Ana Novoa1,2,3, Jan-Hendrik Keet4, Luís González5, Yaiza Lechuga-Lago5 and Johannes J. Le Roux2,4,6
1Department of Invasion Ecology, Institute of Botany, Czech Academy of Sciences, 252 43 Průhonice, Czech Republic
2Centre for Invasion Biology, Department of Botany and Zoology, Stellenbosch University, Matieland, South Africa
3Invasive Species Programme, South African National Biodiversity Institute, Kirstenbosch Research Centre, Claremont, South Africa
4Department of Botany and Zoology, Stellenbosch University, Matieland, South Africa
5Laboratorio de investigación n21, Ecofisioloxía, Departamento de Bioloxía Vexetal e Ciencias do Solo, Edificio de Ciencias Experimentais, University of Vigo, Campus Universitario, As Lagoas Marcosende, Vigo, Pontevedra, Spain
6Department of Biological Sciences, Macquarie University, Sydney, NSW, 2109, Australia
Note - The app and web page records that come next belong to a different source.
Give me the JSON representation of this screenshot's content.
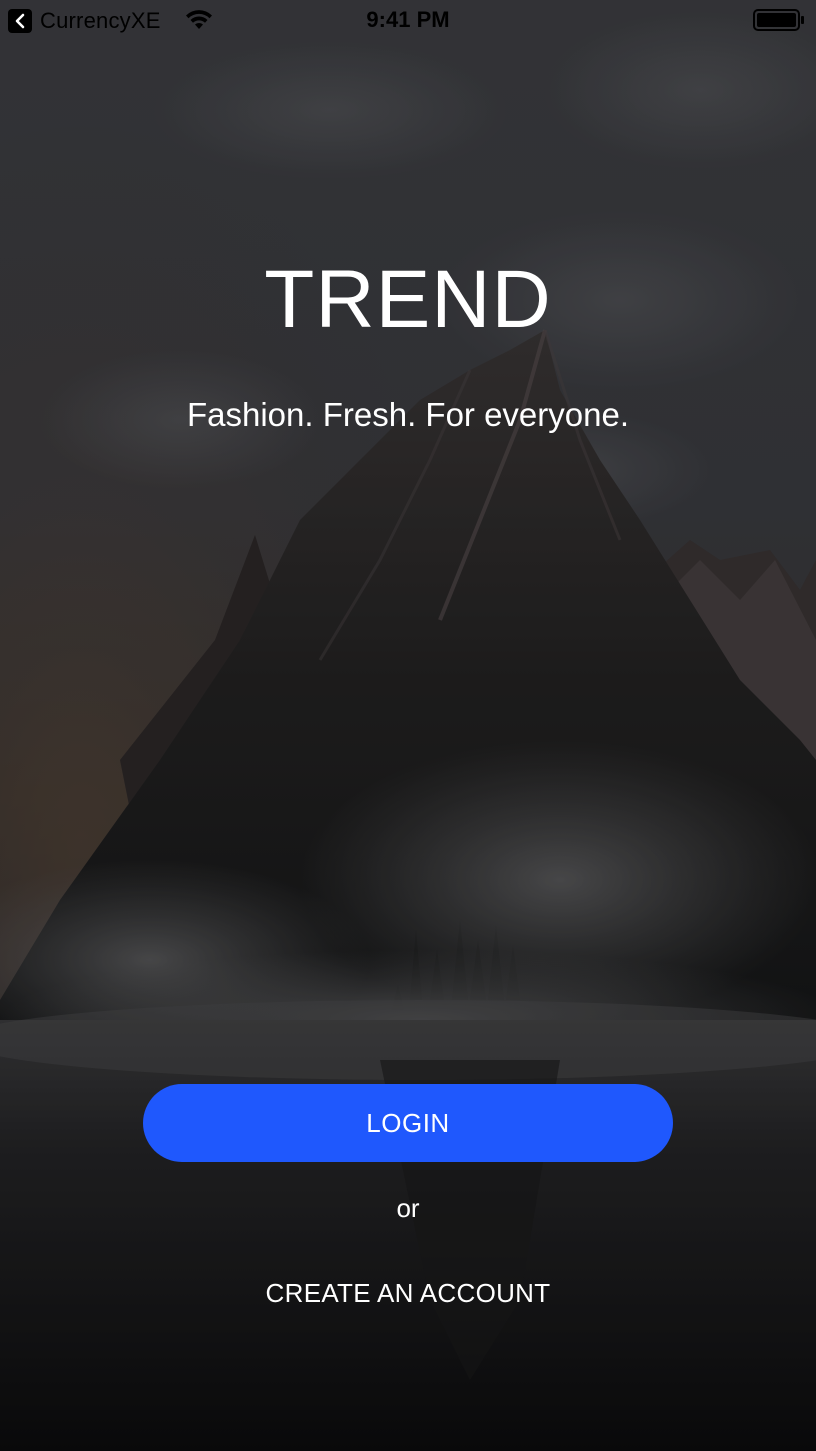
{
  "status_bar": {
    "back_app_label": "CurrencyXE",
    "time": "9:41 PM",
    "back_icon": "chevron-left-icon",
    "wifi_icon": "wifi-icon",
    "battery_icon": "battery-icon",
    "battery_level": 1.0
  },
  "hero": {
    "title": "TREND",
    "tagline": "Fashion. Fresh. For everyone."
  },
  "actions": {
    "login_label": "LOGIN",
    "separator": "or",
    "create_account_label": "CREATE AN ACCOUNT"
  },
  "colors": {
    "primary_button": "#1f58fd",
    "text": "#ffffff"
  },
  "background": "mountain-landscape-image"
}
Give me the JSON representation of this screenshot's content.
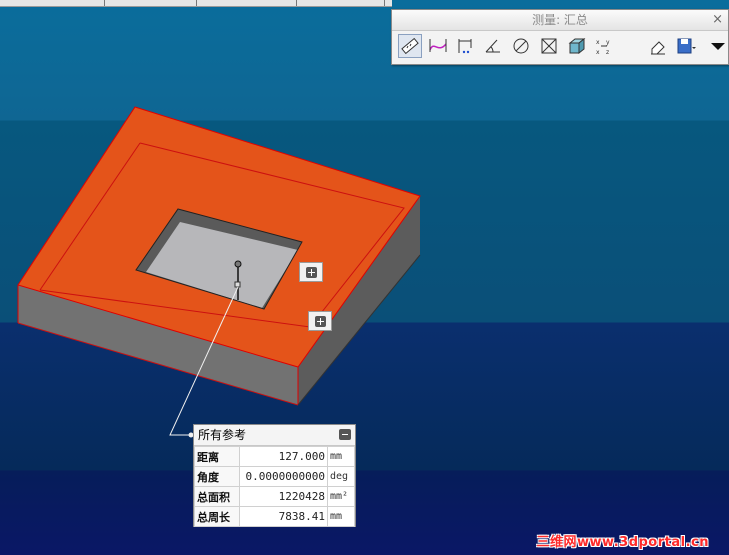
{
  "measure_panel": {
    "title": "测量: 汇总",
    "close_glyph": "×",
    "tools": [
      {
        "icon": "ruler-icon",
        "active": true
      },
      {
        "icon": "length-icon"
      },
      {
        "icon": "distance-icon"
      },
      {
        "icon": "angle-icon"
      },
      {
        "icon": "diameter-icon"
      },
      {
        "icon": "area-icon"
      },
      {
        "icon": "volume-icon"
      },
      {
        "icon": "transform-icon"
      },
      {
        "icon": "eraser-icon"
      },
      {
        "icon": "save-icon"
      },
      {
        "icon": "dropdown-arrow-icon"
      }
    ]
  },
  "refs_panel": {
    "title": "所有参考",
    "rows": [
      {
        "label": "距离",
        "value": "127.000",
        "unit": "mm"
      },
      {
        "label": "角度",
        "value": "0.0000000000",
        "unit": "deg"
      },
      {
        "label": "总面积",
        "value": "1220428",
        "unit": "mm²"
      },
      {
        "label": "总周长",
        "value": "7838.41",
        "unit": "mm"
      }
    ]
  },
  "watermark": "三维网www.3dportal.cn",
  "colors": {
    "part_top": "#e4541a",
    "part_side": "#6f6f6f",
    "hole_floor": "#b5b5b8",
    "edge_highlight": "#e00000"
  }
}
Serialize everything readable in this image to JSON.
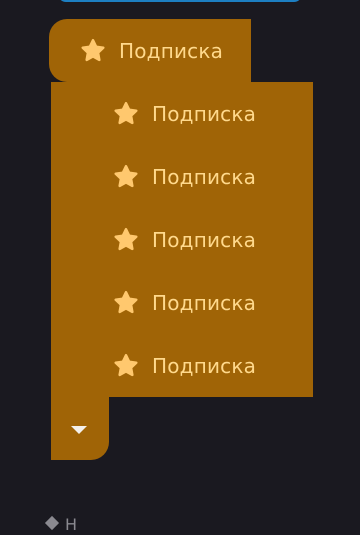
{
  "colors": {
    "background": "#1a1920",
    "menu_fill": "#a06406",
    "label_text": "#ffd98c",
    "star_icon": "#ffc86e",
    "caret": "#f4f0ea",
    "top_pill": "#1d7fc2"
  },
  "menu": {
    "head": {
      "icon": "star-icon",
      "label": "Подписка"
    },
    "items": [
      {
        "icon": "star-icon",
        "label": "Подписка"
      },
      {
        "icon": "star-icon",
        "label": "Подписка"
      },
      {
        "icon": "star-icon",
        "label": "Подписка"
      },
      {
        "icon": "star-icon",
        "label": "Подписка"
      },
      {
        "icon": "star-icon",
        "label": "Подписка"
      }
    ],
    "expand_icon": "chevron-down-icon"
  },
  "bottom_peek": {
    "icon": "diamond-icon",
    "text": "Н"
  }
}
Coastal dune areas are ecosystems of a high conservation and socioeconomic value and are strongly impacted by habitat destruction and biological invasions globally. Here, we assessed how human disturbance and invasion by Carpobrotus edulis affect these systems on the north-western coast of Spain, by comparing the soil characteristics (pH, conductivity, water content, nutrients and enzymatic activities), the diversity, structure and composition of the soil bacterial communities, and the fitness correlates of C. edulis and native plants (germination and early growth) between uninvaded and invaded soils from urban and natural coastal dune areas. We found that human disturbance impacts coastal dune areas by increasing the soil organic matter and water content, modifying soil nutrients and cycles, reducing the soil pH, increasing the diversity of the bacterial communities and affecting the establishment of the native plants in urban soils. The invasion of C. edulis further increases these impacts. These results show the dynamic and multiple dimensions of urbanization and invasive plant impacts in coastal dune areas.